Hi, I am not a DBA but i can share some of my experience. We are using similar methods to store manuals and prints in database.
Current database size of my binary storage is about 146GB [B)], my vendor divide binary tables from normal text based information table (he create 2 database – total size approx 300GB). For now, i don’t see big issue of speed. It is always a good practice to pull only those fields (in SELECT query) which you need and not to pull all fields with * and remember never select binary field when you wanted to extract information to display as list it will slow your performance dramatically. Regards, Waqar.
Thanks for that feedback! It’s really interesting to have someone with a that large db which stores BLOBs. I guess you know that this topic is subject to a kind of almost fanatically lead discussions. One side emphasizes on the use of the filesystem and only stores that link back in the db, while the others (me included) use the db for storing. However, I only run my private archive which is only at about 4 GB. But I’m also very satisfied with performance. —
Frank Kalis
Microsoft SQL Server MVP
Heute schon gebloggt?
Ich unterstuetze PASS Deutschland e.V.
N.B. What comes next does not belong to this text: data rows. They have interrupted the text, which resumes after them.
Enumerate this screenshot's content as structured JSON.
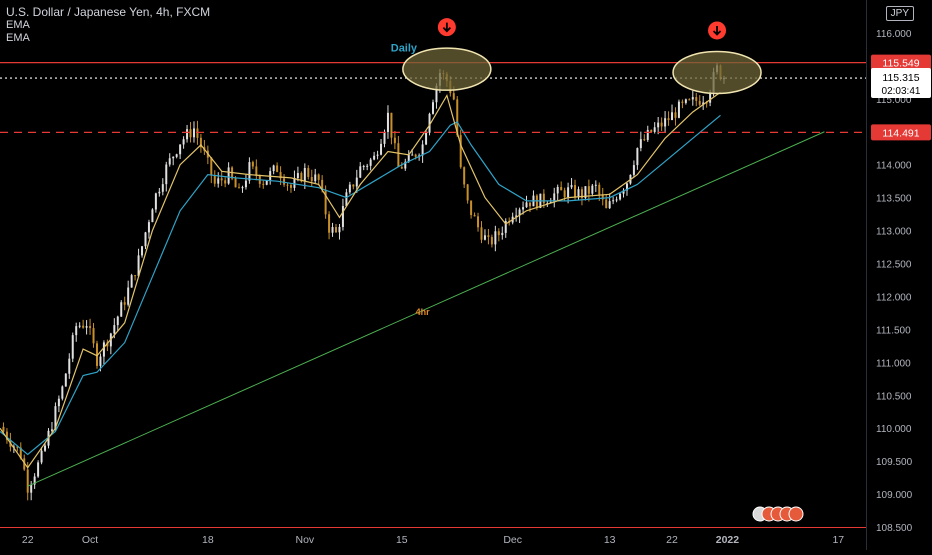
{
  "header": {
    "symbol_line": "U.S. Dollar / Japanese Yen, 4h, FXCM",
    "indicator_1": "EMA",
    "indicator_2": "EMA",
    "currency": "JPY"
  },
  "colors": {
    "background": "#000000",
    "candle_up": "#e0e0e0",
    "candle_down": "#c8902a",
    "ema_fast": "#e3c46a",
    "ema_slow": "#2fa3c8",
    "resistance": "#e53935",
    "trendline": "#4caf50",
    "ellipse_fill": "#6e6438",
    "arrow": "#ff3b30",
    "annotation_daily": "#2fa3c8",
    "annotation_4hr": "#e08a2c",
    "price_badge_bg": "#ffffff",
    "axis_text": "#b2b5be"
  },
  "price_box": {
    "price": "115.315",
    "countdown": "02:03:41"
  },
  "chart_data": {
    "type": "candlestick",
    "title": "U.S. Dollar / Japanese Yen, 4h, FXCM",
    "ylim": [
      108.5,
      116.5
    ],
    "y_ticks": [
      "116.000",
      "115.500",
      "115.000",
      "114.500",
      "114.000",
      "113.500",
      "113.000",
      "112.500",
      "112.000",
      "111.500",
      "111.000",
      "110.500",
      "110.000",
      "109.500",
      "109.000",
      "108.500"
    ],
    "x_ticks": [
      "22",
      "Oct",
      "18",
      "Nov",
      "15",
      "Dec",
      "13",
      "22",
      "2022",
      "17"
    ],
    "x_tick_days": [
      0,
      9,
      26,
      40,
      54,
      70,
      84,
      93,
      101,
      117
    ],
    "x_range_days": [
      -4,
      121
    ],
    "price_path": [
      [
        -4,
        110.02
      ],
      [
        -1,
        109.6
      ],
      [
        0,
        109.12
      ],
      [
        2,
        109.55
      ],
      [
        5,
        110.6
      ],
      [
        7,
        111.55
      ],
      [
        8.5,
        111.6
      ],
      [
        10,
        111.05
      ],
      [
        12,
        111.45
      ],
      [
        14,
        111.95
      ],
      [
        16,
        112.55
      ],
      [
        18,
        113.4
      ],
      [
        20,
        113.95
      ],
      [
        22,
        114.35
      ],
      [
        24,
        114.55
      ],
      [
        25.5,
        114.15
      ],
      [
        27,
        113.7
      ],
      [
        29,
        113.85
      ],
      [
        30.5,
        113.55
      ],
      [
        32,
        113.95
      ],
      [
        34,
        113.75
      ],
      [
        36,
        113.95
      ],
      [
        38,
        113.65
      ],
      [
        40,
        113.9
      ],
      [
        42,
        113.75
      ],
      [
        43.5,
        113.05
      ],
      [
        44.5,
        112.95
      ],
      [
        46,
        113.5
      ],
      [
        48,
        113.95
      ],
      [
        50,
        114.1
      ],
      [
        52,
        114.75
      ],
      [
        53.5,
        113.95
      ],
      [
        55,
        114.05
      ],
      [
        57,
        114.3
      ],
      [
        58,
        114.85
      ],
      [
        59.5,
        115.4
      ],
      [
        60.5,
        115.28
      ],
      [
        61.5,
        115.0
      ],
      [
        62.5,
        113.9
      ],
      [
        63.5,
        113.4
      ],
      [
        65,
        113.05
      ],
      [
        66.5,
        112.8
      ],
      [
        68,
        112.95
      ],
      [
        70,
        113.3
      ],
      [
        72,
        113.45
      ],
      [
        74,
        113.45
      ],
      [
        76,
        113.55
      ],
      [
        78,
        113.6
      ],
      [
        80,
        113.55
      ],
      [
        82,
        113.65
      ],
      [
        83.5,
        113.3
      ],
      [
        85,
        113.55
      ],
      [
        86.5,
        113.75
      ],
      [
        88,
        114.25
      ],
      [
        90,
        114.5
      ],
      [
        92,
        114.65
      ],
      [
        94,
        114.85
      ],
      [
        96,
        114.95
      ],
      [
        98,
        115.05
      ],
      [
        99.5,
        115.45
      ],
      [
        100.5,
        115.31
      ]
    ],
    "ema_fast": [
      [
        -4,
        110.0
      ],
      [
        0,
        109.4
      ],
      [
        4,
        110.0
      ],
      [
        8,
        111.2
      ],
      [
        10,
        111.1
      ],
      [
        14,
        111.6
      ],
      [
        18,
        113.0
      ],
      [
        22,
        114.0
      ],
      [
        25,
        114.3
      ],
      [
        28,
        113.9
      ],
      [
        32,
        113.85
      ],
      [
        38,
        113.8
      ],
      [
        42,
        113.7
      ],
      [
        45,
        113.2
      ],
      [
        48,
        113.7
      ],
      [
        52,
        114.2
      ],
      [
        55,
        114.15
      ],
      [
        58,
        114.6
      ],
      [
        60.5,
        115.05
      ],
      [
        62.5,
        114.3
      ],
      [
        66,
        113.5
      ],
      [
        69,
        113.1
      ],
      [
        72,
        113.3
      ],
      [
        78,
        113.5
      ],
      [
        84,
        113.55
      ],
      [
        88,
        113.85
      ],
      [
        92,
        114.4
      ],
      [
        96,
        114.8
      ],
      [
        100,
        115.1
      ]
    ],
    "ema_slow": [
      [
        -4,
        109.95
      ],
      [
        0,
        109.6
      ],
      [
        4,
        109.95
      ],
      [
        8,
        110.8
      ],
      [
        10,
        110.85
      ],
      [
        14,
        111.3
      ],
      [
        18,
        112.3
      ],
      [
        22,
        113.3
      ],
      [
        26,
        113.85
      ],
      [
        30,
        113.8
      ],
      [
        36,
        113.75
      ],
      [
        42,
        113.65
      ],
      [
        46,
        113.5
      ],
      [
        50,
        113.75
      ],
      [
        54,
        114.0
      ],
      [
        58,
        114.2
      ],
      [
        61,
        114.6
      ],
      [
        62,
        114.65
      ],
      [
        64,
        114.3
      ],
      [
        68,
        113.7
      ],
      [
        72,
        113.45
      ],
      [
        78,
        113.45
      ],
      [
        84,
        113.5
      ],
      [
        88,
        113.7
      ],
      [
        92,
        114.05
      ],
      [
        96,
        114.4
      ],
      [
        100,
        114.75
      ]
    ],
    "horizontal_lines": [
      {
        "price": 115.549,
        "label": "115.549",
        "style": "solid"
      },
      {
        "price": 114.491,
        "label": "114.491",
        "style": "dashed"
      }
    ],
    "current_price": 115.315,
    "trendline": {
      "start": [
        0,
        109.12
      ],
      "end": [
        115,
        114.5
      ]
    },
    "highlight_ellipses": [
      {
        "day": 60.5,
        "price": 115.45
      },
      {
        "day": 99.5,
        "price": 115.4
      }
    ],
    "annotations": [
      {
        "text": "Daily",
        "day": 54.3,
        "price": 115.72
      },
      {
        "text": "4hr",
        "day": 57,
        "price": 111.72
      }
    ]
  }
}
Thanks a lot to all. I’ll have a look at the document you told me. Seems fine. Anyway, seems to be a good idea to have all binary-non-structured data in a separated database. Doesn’t it? I think this deal with the "repository" convept in a better way, making backup and mantainance much easier.